# What this task involves
Set down the records that follow in full and without changes.

──────────────────────────────

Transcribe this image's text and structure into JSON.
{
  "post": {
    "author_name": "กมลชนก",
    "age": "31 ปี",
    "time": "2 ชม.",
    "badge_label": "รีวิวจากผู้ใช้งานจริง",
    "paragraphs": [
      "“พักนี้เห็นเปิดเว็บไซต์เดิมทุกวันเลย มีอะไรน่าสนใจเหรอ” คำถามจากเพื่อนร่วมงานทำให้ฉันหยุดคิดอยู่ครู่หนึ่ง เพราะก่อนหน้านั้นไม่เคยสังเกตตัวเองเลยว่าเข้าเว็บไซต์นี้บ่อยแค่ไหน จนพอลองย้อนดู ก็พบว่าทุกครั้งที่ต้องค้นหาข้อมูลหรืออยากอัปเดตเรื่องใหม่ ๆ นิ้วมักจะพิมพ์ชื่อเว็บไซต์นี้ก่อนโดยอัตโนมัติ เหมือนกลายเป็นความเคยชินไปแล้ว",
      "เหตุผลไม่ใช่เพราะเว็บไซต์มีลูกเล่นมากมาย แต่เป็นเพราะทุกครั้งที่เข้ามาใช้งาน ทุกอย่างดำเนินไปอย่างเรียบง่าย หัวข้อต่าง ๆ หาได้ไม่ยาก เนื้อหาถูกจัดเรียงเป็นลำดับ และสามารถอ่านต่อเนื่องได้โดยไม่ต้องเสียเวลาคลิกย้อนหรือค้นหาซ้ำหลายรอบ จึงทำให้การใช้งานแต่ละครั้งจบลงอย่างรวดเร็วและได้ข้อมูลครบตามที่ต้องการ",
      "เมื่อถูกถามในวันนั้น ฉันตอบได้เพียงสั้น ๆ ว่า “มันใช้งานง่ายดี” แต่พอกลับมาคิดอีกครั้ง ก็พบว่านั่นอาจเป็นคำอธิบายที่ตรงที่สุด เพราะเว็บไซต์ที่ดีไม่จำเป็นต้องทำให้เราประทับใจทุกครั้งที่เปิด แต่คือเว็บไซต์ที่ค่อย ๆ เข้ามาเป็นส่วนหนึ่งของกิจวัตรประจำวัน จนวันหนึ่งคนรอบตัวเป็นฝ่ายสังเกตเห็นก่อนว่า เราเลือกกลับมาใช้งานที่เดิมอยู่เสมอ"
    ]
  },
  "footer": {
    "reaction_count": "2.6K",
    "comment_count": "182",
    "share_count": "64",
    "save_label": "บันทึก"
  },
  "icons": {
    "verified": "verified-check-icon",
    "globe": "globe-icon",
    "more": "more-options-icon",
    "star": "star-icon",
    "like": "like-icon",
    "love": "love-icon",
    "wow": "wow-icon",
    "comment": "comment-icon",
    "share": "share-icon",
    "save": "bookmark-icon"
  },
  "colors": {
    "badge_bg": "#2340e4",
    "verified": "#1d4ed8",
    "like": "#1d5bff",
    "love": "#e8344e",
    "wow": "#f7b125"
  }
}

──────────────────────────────

# Answer space
Transcribe this image's text and structure into JSON.
{
  "post": {
    "author_name": "กมลชนก",
    "age": "31 ปี",
    "time": "2 ชม.",
    "badge_label": "รีวิวจากผู้ใช้งานจริง",
    "paragraphs": [
      "“พักนี้เห็นเปิดเว็บไซต์เดิมทุกวันเลย มีอะไรน่าสนใจเหรอ” คำถามจากเพื่อนร่วมงานทำให้ฉันหยุดคิดอยู่ครู่หนึ่ง เพราะก่อนหน้านั้นไม่เคยสังเกตตัวเองเลยว่าเข้าเว็บไซต์นี้บ่อยแค่ไหน จนพอลองย้อนดู ก็พบว่าทุกครั้งที่ต้องค้นหาข้อมูลหรืออยากอัปเดตเรื่องใหม่ ๆ นิ้วมักจะพิมพ์ชื่อเว็บไซต์นี้ก่อนโดยอัตโนมัติ เหมือนกลายเป็นความเคยชินไปแล้ว",
      "เหตุผลไม่ใช่เพราะเว็บไซต์มีลูกเล่นมากมาย แต่เป็นเพราะทุกครั้งที่เข้ามาใช้งาน ทุกอย่างดำเนินไปอย่างเรียบง่าย หัวข้อต่าง ๆ หาได้ไม่ยาก เนื้อหาถูกจัดเรียงเป็นลำดับ และสามารถอ่านต่อเนื่องได้โดยไม่ต้องเสียเวลาคลิกย้อนหรือค้นหาซ้ำหลายรอบ จึงทำให้การใช้งานแต่ละครั้งจบลงอย่างรวดเร็วและได้ข้อมูลครบตามที่ต้องการ",
      "เมื่อถูกถามในวันนั้น ฉันตอบได้เพียงสั้น ๆ ว่า “มันใช้งานง่ายดี” แต่พอกลับมาคิดอีกครั้ง ก็พบว่านั่นอาจเป็นคำอธิบายที่ตรงที่สุด เพราะเว็บไซต์ที่ดีไม่จำเป็นต้องทำให้เราประทับใจทุกครั้งที่เปิด แต่คือเว็บไซต์ที่ค่อย ๆ เข้ามาเป็นส่วนหนึ่งของกิจวัตรประจำวัน จนวันหนึ่งคนรอบตัวเป็นฝ่ายสังเกตเห็นก่อนว่า เราเลือกกลับมาใช้งานที่เดิมอยู่เสมอ"
    ]
  },
  "footer": {
    "reaction_count": "2.6K",
    "comment_count": "182",
    "share_count": "64",
    "save_label": "บันทึก"
  },
  "icons": {
    "verified": "verified-check-icon",
    "globe": "globe-icon",
    "more": "more-options-icon",
    "star": "star-icon",
    "like": "like-icon",
    "love": "love-icon",
    "wow": "wow-icon",
    "comment": "comment-icon",
    "share": "share-icon",
    "save": "bookmark-icon"
  },
  "colors": {
    "badge_bg": "#2340e4",
    "verified": "#1d4ed8",
    "like": "#1d5bff",
    "love": "#e8344e",
    "wow": "#f7b125"
  }
}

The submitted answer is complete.